And there are no apologies for shining a light on the Ukranian defender, once more.
Mykolenko has visibly grown into an adhesive and disciplined Premier League defender since his introduction as a regular starter last month. There have been more regular sightings of the player’s attacking capacity over recent appearances, too, notably when shifted into a wing-back position for the Chelsea clash.
As this match entered its sixth minute, and Everton went forward with conviction for the first time, we were treated to a glimpse of Mykolenko’s technical excellence.
The cross from Alex Iwobi invited Mykolenko to take on the volley but the 22-year-old had to get an awful lot right to defeat Kasper Schmiechel.
Mykolenko nailed it, from the age-old demand of getting your knee over the ball, to gaining sufficient power and accuracy to beat Schmeichel’s full-length dive.
It was indicative of Mykolenko’s climbing belief that he took on the shot in the first place. Equally, the way his teammates raced to share the moment with him was illustrative of Mykolenko’s popularity in the dressing room.
Evertonians went big on their favourite tunes all afternoon – Spirit of the Blues and Goodison Gang – but there was room for a lusty rendition of the song informing its listeners of Mykolenko’s magical powers.

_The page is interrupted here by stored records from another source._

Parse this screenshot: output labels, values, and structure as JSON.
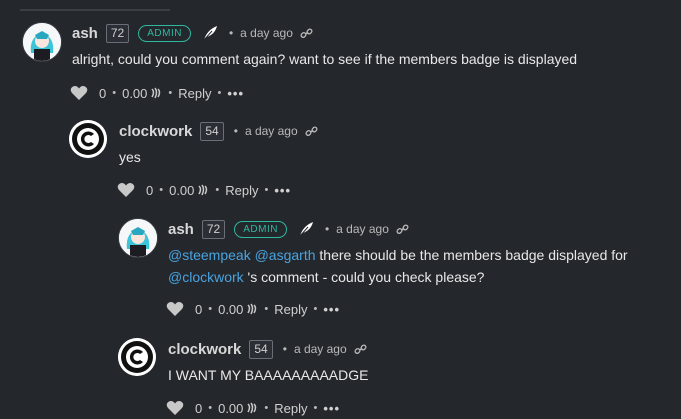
{
  "comments": [
    {
      "author": "ash",
      "reputation": "72",
      "badge": "ADMIN",
      "time": "a day ago",
      "body_text": "alright, could you comment again? want to see if the members badge is displayed",
      "votes": "0",
      "payout": "0.00",
      "reply_label": "Reply",
      "more_label": "•••"
    },
    {
      "author": "clockwork",
      "reputation": "54",
      "time": "a day ago",
      "body_text": "yes",
      "votes": "0",
      "payout": "0.00",
      "reply_label": "Reply",
      "more_label": "•••"
    },
    {
      "author": "ash",
      "reputation": "72",
      "badge": "ADMIN",
      "time": "a day ago",
      "body_parts": {
        "mention1": "@steempeak",
        "mention2": "@asgarth",
        "text1": " there should be the members badge displayed for",
        "mention3": "@clockwork",
        "text2": " 's comment - could you check please?"
      },
      "votes": "0",
      "payout": "0.00",
      "reply_label": "Reply",
      "more_label": "•••"
    },
    {
      "author": "clockwork",
      "reputation": "54",
      "time": "a day ago",
      "body_text": "I WANT MY BAAAAAAAAADGE",
      "votes": "0",
      "payout": "0.00",
      "reply_label": "Reply",
      "more_label": "•••"
    }
  ],
  "colors": {
    "background": "#24272c",
    "admin_badge": "#2fb8a0",
    "mention": "#4aa3df"
  },
  "icons": [
    "avatar-ash",
    "clockwork-logo",
    "feather-icon",
    "link-icon",
    "heart-icon",
    "steem-icon"
  ]
}
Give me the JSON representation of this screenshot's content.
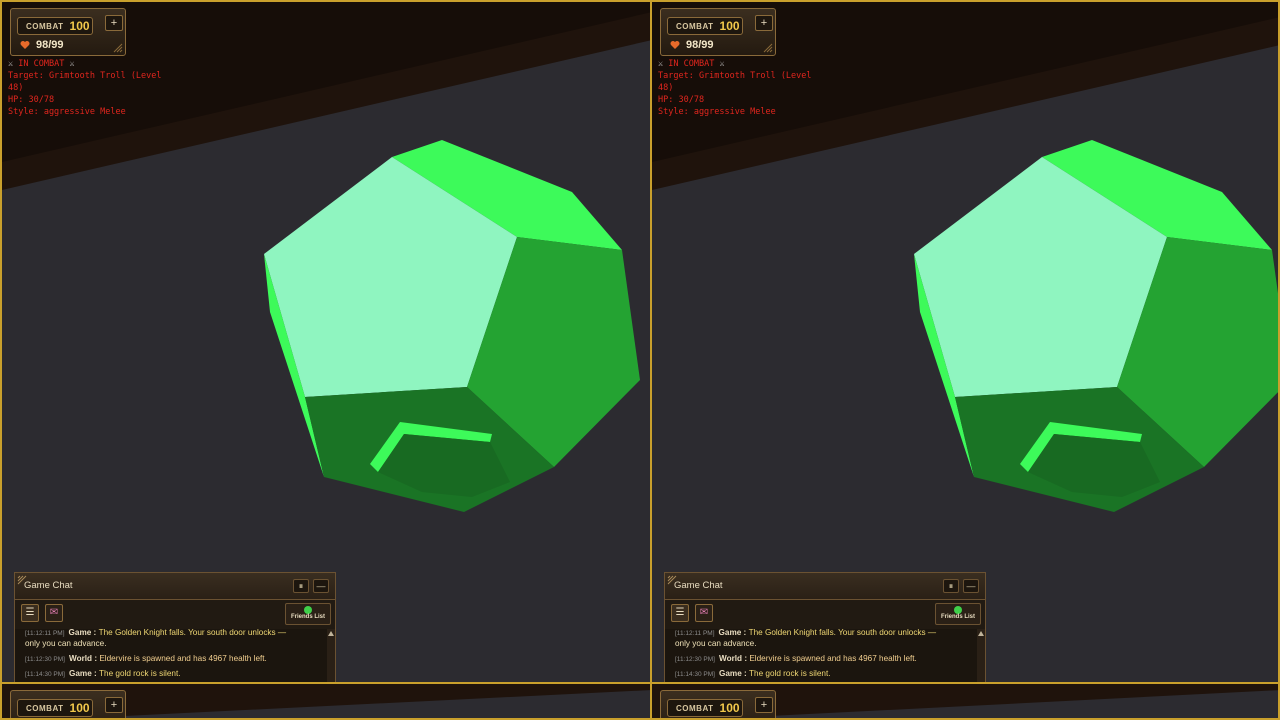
{
  "colors": {
    "gold_border": "#c9a02c",
    "gem_light": "#8ff5c0",
    "gem_bright": "#3dfa5a",
    "gem_dark": "#1a7425",
    "combat_text": "#e0261e"
  },
  "combat_widget": {
    "label": "COMBAT",
    "level": "100",
    "plus": "+",
    "hp": "98/99"
  },
  "combat_info": {
    "status": "IN COMBAT",
    "target_line1": "Target: Grimtooth Troll (Level",
    "target_line2": "48)",
    "hp": "HP: 30/78",
    "style": "Style: aggressive Melee"
  },
  "chat": {
    "title": "Game Chat",
    "pause_icon": "pause-icon",
    "minimize": "—",
    "tabs": [
      {
        "icon": "list-icon",
        "active": true
      },
      {
        "icon": "mail-icon",
        "active": false
      }
    ],
    "friends_label": "Friends List",
    "messages": [
      {
        "time": "[11:12:11 PM]",
        "channel": "Game",
        "text": "The Golden Knight falls. Your south door unlocks —",
        "text_cont": "only you can advance."
      },
      {
        "time": "[11:12:30 PM]",
        "channel": "World",
        "text": "Eldervire is spawned and has 4967 health left."
      },
      {
        "time": "[11:14:30 PM]",
        "channel": "Game",
        "text": "The gold rock is silent."
      }
    ]
  }
}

It was a fair claim after the former Dynamo Kyiv player left the majority of this stadium spellbound with his display of individual brilliance. The importance of the moment will be fully revealed in time.
But it felt big in Everton’s season and another vital step forwards for Mykolenko’s embryonic Goodison Park career.
It is testament to Mykolenko’s value to this Everton team that Frank Lampard will have everything crossed the issue that forced the player off early is a minor one.
Everton Reverse Unwanted Trends
Everton set about righting a few wrongs with this valuable win at Leicester City.
A barren eight-game run away from home was checked, for starters and, following last week’s success against Chelsea, this was only the second time this term Everton have recorded successive Premier League victories.
More important than any of that, Everton capitalised on their opportunity to escape the bottom three.
Burnley lost on Saturday, missing their chance to re-establish a five-point advantage over Frank Lampard's team. Everton cut that deficit by running Chelsea out of town 24 hours after Burnley staged a come-from-behind win at Watford last week.
The pressure this Sunday came in the form of knowing the prize for victory; a definite leap above Burnley and, it transpired, a chance to add Leeds to the teams below Everton in the table.
Lampard's side delivered a display more in keeping with a team aiming to extend a winning run on the road than one seeking an elusive away formula.
They resisted home pressure, defending with authority and organisation - save for the mix-up that led to Leicester's equaliser - and were again able to rely on Jordan Pickford when the backline was breached.
Everton attacked with zest and intent, never allowing Leicester to go forward without keeping the back door bolted.
In the middle of the pitch, the blend of Abdoulaye Docoure's energy and positive running and the knowhow of Fabian Delph worked every bit as effectively as at Goodison Park last time out, essentially answering Lampard's call to replictae home performances outside L4.
Everton bucked multiple recent trends and the Premier League table makes for a slightly easier read because of that.